Kimya N. Dennis, '99, an associate professor of sociology and criminal studies at Salem College and a UR Carolina Triad alumnae liaison, tweeted that she had to ask that the university release an official statement about the matter and to remove the yearbooks from being displayed on campus.
“Student organizations tend to have a faculty adviser and are you really trying to claim that the faculty and staff at schools, including the University of Richmond had no idea that these images were in these yearbooks?” Dennis said. “I want overall honesty.”
On Feb. 7, President Ronald A. Crutcher sent a university-wide referencing a “racist yearbook image” shared on social media. He described the photo as “repulsive to us” and that "the behavior and attitudes” represented by such images were “appalling and antithetical to the values” of UR.

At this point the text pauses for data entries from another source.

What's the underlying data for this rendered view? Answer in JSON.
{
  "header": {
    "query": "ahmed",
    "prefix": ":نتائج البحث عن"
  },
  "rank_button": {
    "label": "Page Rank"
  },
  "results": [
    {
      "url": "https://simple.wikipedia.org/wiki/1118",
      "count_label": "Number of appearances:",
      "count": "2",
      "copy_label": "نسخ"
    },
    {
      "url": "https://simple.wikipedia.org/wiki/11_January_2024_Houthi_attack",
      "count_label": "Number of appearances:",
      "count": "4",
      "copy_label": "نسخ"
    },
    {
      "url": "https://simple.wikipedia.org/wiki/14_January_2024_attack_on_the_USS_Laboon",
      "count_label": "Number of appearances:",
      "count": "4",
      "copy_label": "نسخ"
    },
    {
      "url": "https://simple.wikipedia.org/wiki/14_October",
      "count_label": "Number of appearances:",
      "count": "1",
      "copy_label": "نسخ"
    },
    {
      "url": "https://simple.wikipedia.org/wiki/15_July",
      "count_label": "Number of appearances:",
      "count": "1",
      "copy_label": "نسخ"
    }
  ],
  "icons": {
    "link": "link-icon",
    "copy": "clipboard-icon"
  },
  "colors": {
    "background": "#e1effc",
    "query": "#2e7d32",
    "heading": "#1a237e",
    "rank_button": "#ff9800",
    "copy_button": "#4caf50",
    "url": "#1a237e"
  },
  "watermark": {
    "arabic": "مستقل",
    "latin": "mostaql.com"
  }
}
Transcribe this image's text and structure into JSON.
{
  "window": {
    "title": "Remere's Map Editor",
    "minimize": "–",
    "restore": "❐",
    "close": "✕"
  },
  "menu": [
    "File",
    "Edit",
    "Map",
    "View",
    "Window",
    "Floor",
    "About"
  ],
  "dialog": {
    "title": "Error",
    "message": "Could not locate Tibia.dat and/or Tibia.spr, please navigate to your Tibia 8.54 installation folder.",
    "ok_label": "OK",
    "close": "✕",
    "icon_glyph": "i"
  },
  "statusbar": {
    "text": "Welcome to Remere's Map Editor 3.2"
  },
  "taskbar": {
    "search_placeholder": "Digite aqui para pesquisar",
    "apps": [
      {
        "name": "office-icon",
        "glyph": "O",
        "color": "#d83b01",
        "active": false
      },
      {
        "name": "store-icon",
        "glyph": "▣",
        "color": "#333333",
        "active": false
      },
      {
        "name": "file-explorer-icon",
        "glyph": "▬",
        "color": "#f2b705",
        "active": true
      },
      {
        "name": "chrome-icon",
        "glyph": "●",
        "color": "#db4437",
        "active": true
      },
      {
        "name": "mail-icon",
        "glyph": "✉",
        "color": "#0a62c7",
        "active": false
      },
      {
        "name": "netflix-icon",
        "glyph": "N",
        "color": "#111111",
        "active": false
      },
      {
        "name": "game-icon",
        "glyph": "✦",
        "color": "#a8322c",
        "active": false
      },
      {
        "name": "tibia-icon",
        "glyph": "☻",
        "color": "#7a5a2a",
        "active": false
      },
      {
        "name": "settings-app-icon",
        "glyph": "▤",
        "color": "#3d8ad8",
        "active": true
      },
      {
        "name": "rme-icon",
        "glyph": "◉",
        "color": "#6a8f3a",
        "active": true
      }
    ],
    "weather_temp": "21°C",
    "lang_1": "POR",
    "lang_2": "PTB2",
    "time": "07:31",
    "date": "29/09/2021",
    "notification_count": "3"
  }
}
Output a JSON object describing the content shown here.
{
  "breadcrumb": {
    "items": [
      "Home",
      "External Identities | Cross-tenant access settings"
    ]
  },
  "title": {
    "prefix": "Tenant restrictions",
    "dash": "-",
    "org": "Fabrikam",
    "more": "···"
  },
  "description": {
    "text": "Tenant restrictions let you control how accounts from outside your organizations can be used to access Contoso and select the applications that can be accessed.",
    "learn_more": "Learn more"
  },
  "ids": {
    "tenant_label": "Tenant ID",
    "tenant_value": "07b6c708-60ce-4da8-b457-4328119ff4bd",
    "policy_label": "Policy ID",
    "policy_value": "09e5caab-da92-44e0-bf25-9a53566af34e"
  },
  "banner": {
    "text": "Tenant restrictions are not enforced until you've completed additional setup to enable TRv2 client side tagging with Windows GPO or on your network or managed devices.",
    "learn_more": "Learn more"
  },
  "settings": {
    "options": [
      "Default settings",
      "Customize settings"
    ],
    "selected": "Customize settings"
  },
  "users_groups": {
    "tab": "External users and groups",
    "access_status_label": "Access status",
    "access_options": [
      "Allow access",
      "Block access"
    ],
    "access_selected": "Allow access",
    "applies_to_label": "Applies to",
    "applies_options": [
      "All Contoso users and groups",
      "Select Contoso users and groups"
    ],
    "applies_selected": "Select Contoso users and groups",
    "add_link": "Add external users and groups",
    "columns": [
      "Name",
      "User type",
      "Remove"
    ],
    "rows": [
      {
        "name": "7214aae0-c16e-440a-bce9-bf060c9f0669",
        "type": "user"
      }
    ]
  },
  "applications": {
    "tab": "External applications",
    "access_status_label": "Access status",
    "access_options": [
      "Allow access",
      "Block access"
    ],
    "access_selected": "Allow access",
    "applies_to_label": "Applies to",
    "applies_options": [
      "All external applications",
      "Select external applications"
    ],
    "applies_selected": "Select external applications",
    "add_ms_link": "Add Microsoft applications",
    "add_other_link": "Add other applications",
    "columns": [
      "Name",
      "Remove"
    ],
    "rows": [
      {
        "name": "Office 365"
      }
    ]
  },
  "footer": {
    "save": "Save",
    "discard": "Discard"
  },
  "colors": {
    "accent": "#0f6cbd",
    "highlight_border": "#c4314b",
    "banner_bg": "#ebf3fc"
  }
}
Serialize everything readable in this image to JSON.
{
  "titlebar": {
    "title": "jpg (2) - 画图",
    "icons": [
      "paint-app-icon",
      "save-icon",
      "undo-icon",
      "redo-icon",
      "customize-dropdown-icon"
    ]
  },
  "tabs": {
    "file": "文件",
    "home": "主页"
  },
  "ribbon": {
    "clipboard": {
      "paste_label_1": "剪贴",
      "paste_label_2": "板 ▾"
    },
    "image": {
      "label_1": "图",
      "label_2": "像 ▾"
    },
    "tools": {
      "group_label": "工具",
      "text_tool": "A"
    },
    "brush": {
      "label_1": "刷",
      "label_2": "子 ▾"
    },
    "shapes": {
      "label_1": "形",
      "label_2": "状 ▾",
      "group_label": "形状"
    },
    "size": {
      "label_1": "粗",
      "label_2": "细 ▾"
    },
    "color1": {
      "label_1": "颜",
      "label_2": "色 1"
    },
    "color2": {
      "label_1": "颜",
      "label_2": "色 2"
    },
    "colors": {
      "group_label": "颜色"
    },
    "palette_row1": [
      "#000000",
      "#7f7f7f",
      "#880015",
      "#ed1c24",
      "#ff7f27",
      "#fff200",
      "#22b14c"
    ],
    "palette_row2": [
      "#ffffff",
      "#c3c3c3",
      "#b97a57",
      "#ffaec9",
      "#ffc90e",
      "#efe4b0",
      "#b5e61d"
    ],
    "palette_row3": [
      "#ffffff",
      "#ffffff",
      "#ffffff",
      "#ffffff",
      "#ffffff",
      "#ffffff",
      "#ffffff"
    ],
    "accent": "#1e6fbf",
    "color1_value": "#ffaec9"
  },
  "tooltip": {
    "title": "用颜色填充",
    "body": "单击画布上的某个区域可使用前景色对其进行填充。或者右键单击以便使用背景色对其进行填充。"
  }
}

It remains unclear exactly which photograph Crutcher was referring to on the yearbook page.
“No one should have to experience the pain caused by such vile images, or evidence of such behavior, either at the time the incident occurs or thereafter,” Crutcher said in the email. “Such images reflect a past that must be reconciled and understood."
Crutcher said that work still needed to be done regarding UR’s history and called attention to UR’s ongoing work to confront its past racism and discrimination, referencing projects such as the Commission on University History and Identity.
Crutcher’s email was sent out in response to recent attention to the photograph. But the image, and criticism of it, have been present online for longer.
Shannon Kane, ‘18, said that she had tweeted at UR — in tweets that have since been deleted for professional reasons — when she had first , to which the university responded that the image was “horrific and offensive.” However, no university-wide email response was sent out at the time.
“.@urichmond: You’ve known about this racist yearbook for the past several months. @robert_ostrom and I brought the yearbook to your attention on here when it was in the Queally admission center,” Kane in response to the email on Feb. 7.
Junior Robert Ostrom said that despite Kizzie’s personal thoughts, the photograph still indicated a certain campus culture.
“I think the photo shows, even if he didn’t feel discriminated against, the university, at least at the time, fostered a culture which was comfortable with racist, at the very least, jokes, paraphernalia and fake lynchings, I guess,” Ostrom said.
The yearbook spread was also featured in an from “The Race and Racism at the University of Richmond Project,” an interdisciplinary initiative that seeks to uncover, document and contextualize UR and its leaders’ histories in regard to race, racism and discrimination, among other issues.
Irina Rogova, the project’s archivist, declined to comment for this article.
Dennis said she thought Kizzie’s response to the photo was a “safe” one.
“He cannot speak out in outrage because he was in that photo smiling,” Dennis said. “It’s still a disappointing photo and I’m sure he wants to move on with his life and I respect that. I don’t want his life altered in any way. But I think this is an example of how a lot of people are not accustomed to having these honest discussions and that’s what I want University of Richmond to know.”
Kizzie, who now is an account executive for an insurance company in Silver Spring, Maryland, said that he was not going to blame nor accuse UR or SAE for the picture. And he could not speak for the other people in the picture, he said. He thought the photo was also not representative of white students' views on black students at UR at the time. He chose to point the finger at himself.
Contact news writers Lindsay Emery and Arrman Kyaw at email@example.com and firstname.lastname@example.org.